As physicians seek innovative practice models, one that is gaining ground is for practices to contract with patients to pay directly for some or all services—often called cash-only, retainer, boutique, concierge, or direct primary care or specialty care practices.
Such descriptions do not reflect the variability found in practices. For the purposes of this paper, the American College of Physicians (ACP) defines a direct patient contracting practice (DPCP) as any practice that directly contracts with patients to pay out-of-pocket for some or all of the services provided by the practice, in lieu of or in addition to traditional insurance arrangements, and/or charges an administrative fee to patients, sometimes called a retainer or concierge fee, often in return for a promise of more personalized and accessible care. This definition encompasses the practice types previously described.
The move to DPCPs is based on the premise that access and quality of care will be improved without third-party payers imposing themselves between the patient and the physician. Yet concerns have been raised that DPCPs may cause access issues for patients who cannot afford to pay directly for care.

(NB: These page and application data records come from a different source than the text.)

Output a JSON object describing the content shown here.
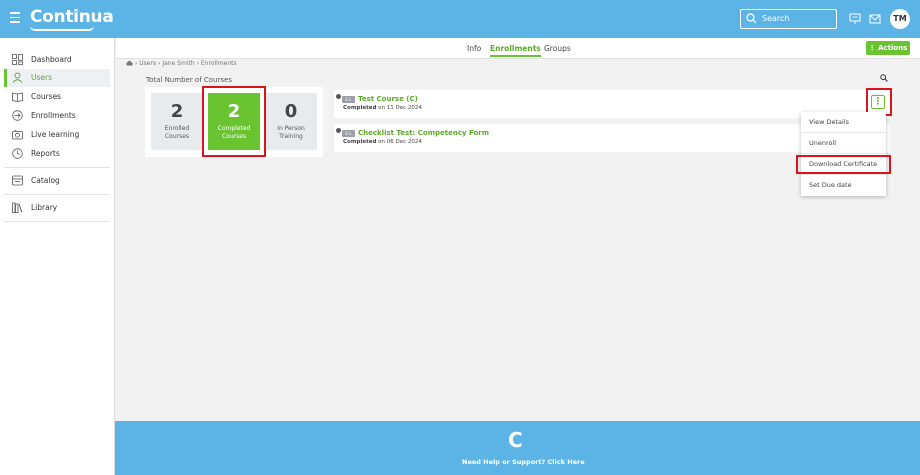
{
  "header": {
    "logo": "Continua",
    "search_placeholder": "Search",
    "avatar_initials": "TM"
  },
  "sidebar": {
    "items": [
      {
        "label": "Dashboard",
        "icon": "dashboard-icon"
      },
      {
        "label": "Users",
        "icon": "user-icon",
        "active": true
      },
      {
        "label": "Courses",
        "icon": "book-icon"
      },
      {
        "label": "Enrollments",
        "icon": "enroll-icon"
      },
      {
        "label": "Live learning",
        "icon": "live-learning-icon"
      },
      {
        "label": "Reports",
        "icon": "reports-icon"
      },
      {
        "label": "Catalog",
        "icon": "catalog-icon"
      },
      {
        "label": "Library",
        "icon": "library-icon"
      }
    ]
  },
  "tabs": [
    {
      "label": "Info"
    },
    {
      "label": "Enrollments",
      "active": true
    },
    {
      "label": "Groups"
    }
  ],
  "actions_label": "⋮ Actions",
  "breadcrumb": {
    "home_icon": "home-icon",
    "items": [
      "Users",
      "Jane Smith",
      "Enrollments"
    ],
    "separator": "›"
  },
  "stats": {
    "title": "Total Number of Courses",
    "cards": [
      {
        "value": "2",
        "label_line1": "Enrolled",
        "label_line2": "Courses"
      },
      {
        "value": "2",
        "label_line1": "Completed",
        "label_line2": "Courses"
      },
      {
        "value": "0",
        "label_line1": "In Person",
        "label_line2": "Training"
      }
    ]
  },
  "courses": [
    {
      "badge": "E-L",
      "title": "Test Course (C)",
      "status": "Completed",
      "date_text": "on 11 Dec 2024"
    },
    {
      "badge": "E-L",
      "title": "Checklist Test: Competency Form",
      "status": "Completed",
      "date_text": "on 06 Dec 2024"
    }
  ],
  "menu": {
    "items": [
      "View Details",
      "Unenroll",
      "Download Certificate",
      "Set Due date"
    ]
  },
  "footer": {
    "logo_letter": "C",
    "help_text": "Need Help or Support? Click Here"
  },
  "colors": {
    "header_blue": "#5bb4e5",
    "accent_green": "#6ac431",
    "highlight_red": "#d9141c"
  }
}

This ACP position paper, initiated and written by its Medical Practice and Quality Committee and approved by the Board of Regents on 25 July 2015, assesses the impact of DPCPs on access, cost, and quality; discusses principles from the ACP Ethics Manual, Sixth Edition, that should apply to all practice types; and makes recommendations to mitigate any adverse effect on underserved patients.